Objectives: The present study was designed to examine the relationship between dispositional mindfulness and grit in community samples and to explore the potential moderating role of culture and meditation experience across the USA and Thai cultures.
Methods: American and Thai participants completed a questionnaire which included measures of trait mindfulness and grit, CFA. Invariance tests were first conducted, and then the relationships between components of mindfulness and grit were examined within and across the two cultural groups. Lastly, a 3-way interaction regression analysis was conducted to examine and compare the moderating effect of meditation experience on the relationship between mindfulness and grit across the two cultures.

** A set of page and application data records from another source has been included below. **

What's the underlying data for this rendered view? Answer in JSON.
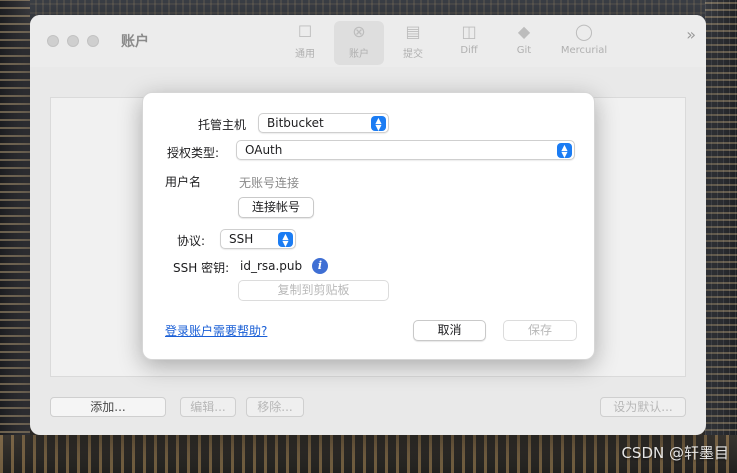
{
  "window": {
    "title": "账户",
    "toolbar": [
      {
        "label": "通用",
        "icon": "phone-icon"
      },
      {
        "label": "账户",
        "icon": "at-icon"
      },
      {
        "label": "提交",
        "icon": "document-icon"
      },
      {
        "label": "Diff",
        "icon": "diff-icon"
      },
      {
        "label": "Git",
        "icon": "git-icon"
      },
      {
        "label": "Mercurial",
        "icon": "mercurial-icon"
      }
    ],
    "bottom_buttons": {
      "add": "添加...",
      "edit": "编辑...",
      "remove": "移除...",
      "set_default": "设为默认..."
    }
  },
  "dialog": {
    "host_label": "托管主机",
    "host_value": "Bitbucket",
    "auth_label": "授权类型:",
    "auth_value": "OAuth",
    "username_label": "用户名",
    "username_value": "无账号连接",
    "connect_button": "连接帐号",
    "protocol_label": "协议:",
    "protocol_value": "SSH",
    "ssh_key_label": "SSH 密钥:",
    "ssh_key_value": "id_rsa.pub",
    "copy_button": "复制到剪贴板",
    "help_link": "登录账户需要帮助?",
    "cancel_button": "取消",
    "save_button": "保存"
  },
  "watermark": "CSDN @轩墨目"
}
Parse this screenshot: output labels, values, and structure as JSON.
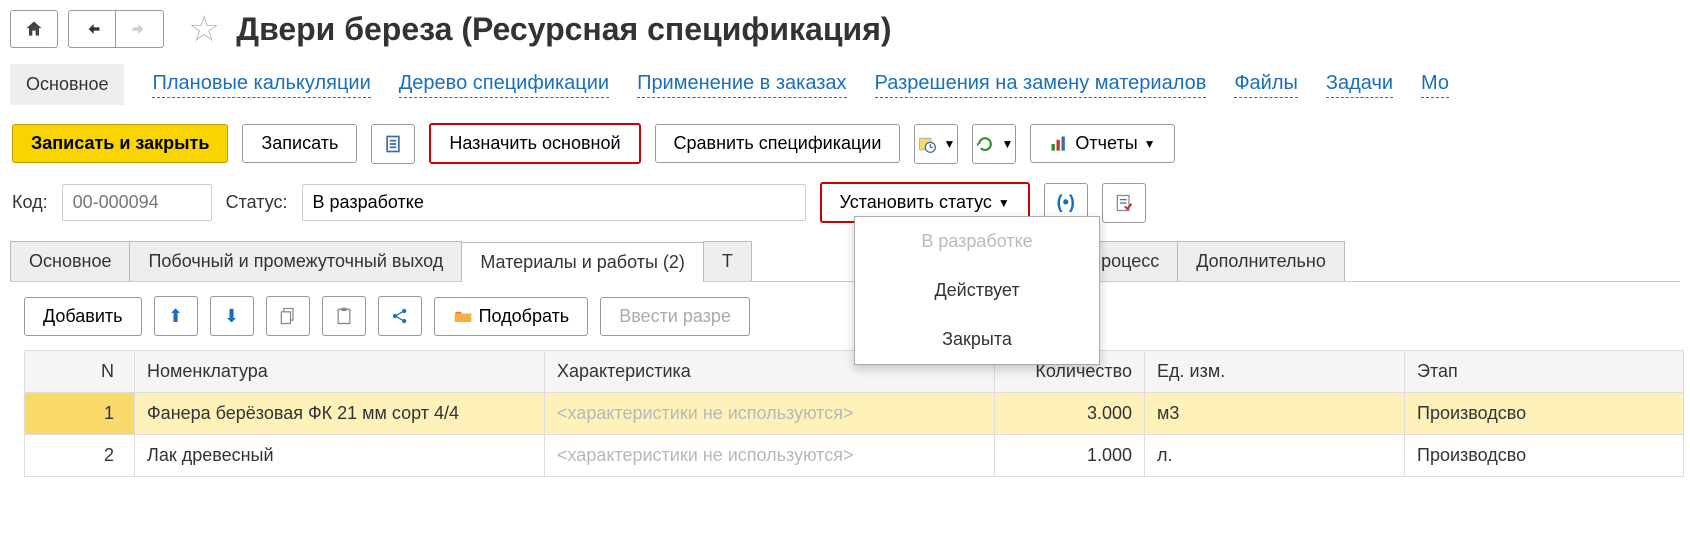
{
  "page_title": "Двери береза (Ресурсная спецификация)",
  "link_tabs": {
    "main": "Основное",
    "plan_calc": "Плановые калькуляции",
    "spec_tree": "Дерево спецификации",
    "usage": "Применение в заказах",
    "replace_perm": "Разрешения на замену материалов",
    "files": "Файлы",
    "tasks": "Задачи",
    "more": "Мо"
  },
  "toolbar": {
    "save_close": "Записать и закрыть",
    "save": "Записать",
    "set_main": "Назначить основной",
    "compare": "Сравнить спецификации",
    "reports": "Отчеты"
  },
  "fields": {
    "code_label": "Код:",
    "code_value": "00-000094",
    "status_label": "Статус:",
    "status_value": "В разработке",
    "set_status": "Установить статус"
  },
  "status_menu": {
    "in_dev": "В разработке",
    "active": "Действует",
    "closed": "Закрыта"
  },
  "subtabs": {
    "main": "Основное",
    "byproduct": "Побочный и промежуточный выход",
    "materials": "Материалы и работы (2)",
    "t_stub": "Т",
    "process": "твенный процесс",
    "extra": "Дополнительно"
  },
  "sub_toolbar": {
    "add": "Добавить",
    "pick": "Подобрать",
    "enter_perm": "Ввести разре"
  },
  "table": {
    "headers": {
      "n": "N",
      "nom": "Номенклатура",
      "char": "Характеристика",
      "qty": "Количество",
      "unit": "Ед. изм.",
      "stage": "Этап"
    },
    "rows": [
      {
        "n": "1",
        "nom": "Фанера берёзовая ФК 21 мм сорт 4/4",
        "char": "<характеристики не используются>",
        "qty": "3.000",
        "unit": "м3",
        "stage": "Производсво"
      },
      {
        "n": "2",
        "nom": "Лак древесный",
        "char": "<характеристики не используются>",
        "qty": "1.000",
        "unit": "л.",
        "stage": "Производсво"
      }
    ]
  }
}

Results: Both the FFMQ-R and the Grit Scale demonstrated configural and metric invariance, but not scalar, across the two cultural groups. Path analyses revealed similar positive relationships between the five facets of mindfulness and grit across the two cultural groups. Contrary to prediction, meditation experience was found to be a non-significant moderator of the relationship between mindfulness and grit, which also did not differ across the two cultural groups.

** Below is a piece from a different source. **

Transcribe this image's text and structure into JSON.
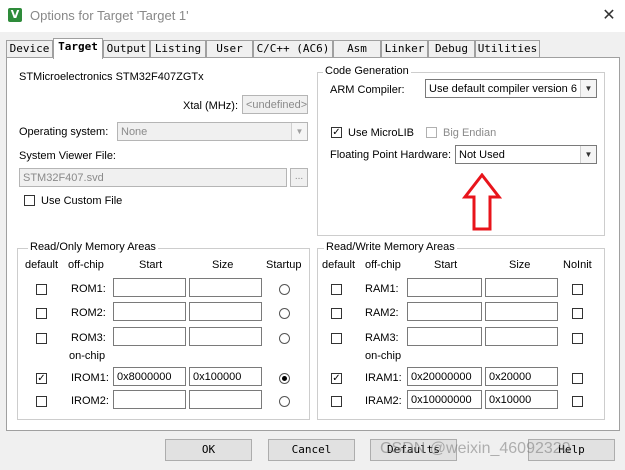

Conclusions: Measurement invariance findings suggest that the FFMQ-R and the Grit Scale in Thai samples possess utility. Results from the path analyses and moderation suggest that mindful individuals tend to also be gritty regardless of cultural backgrounds or meditative experience.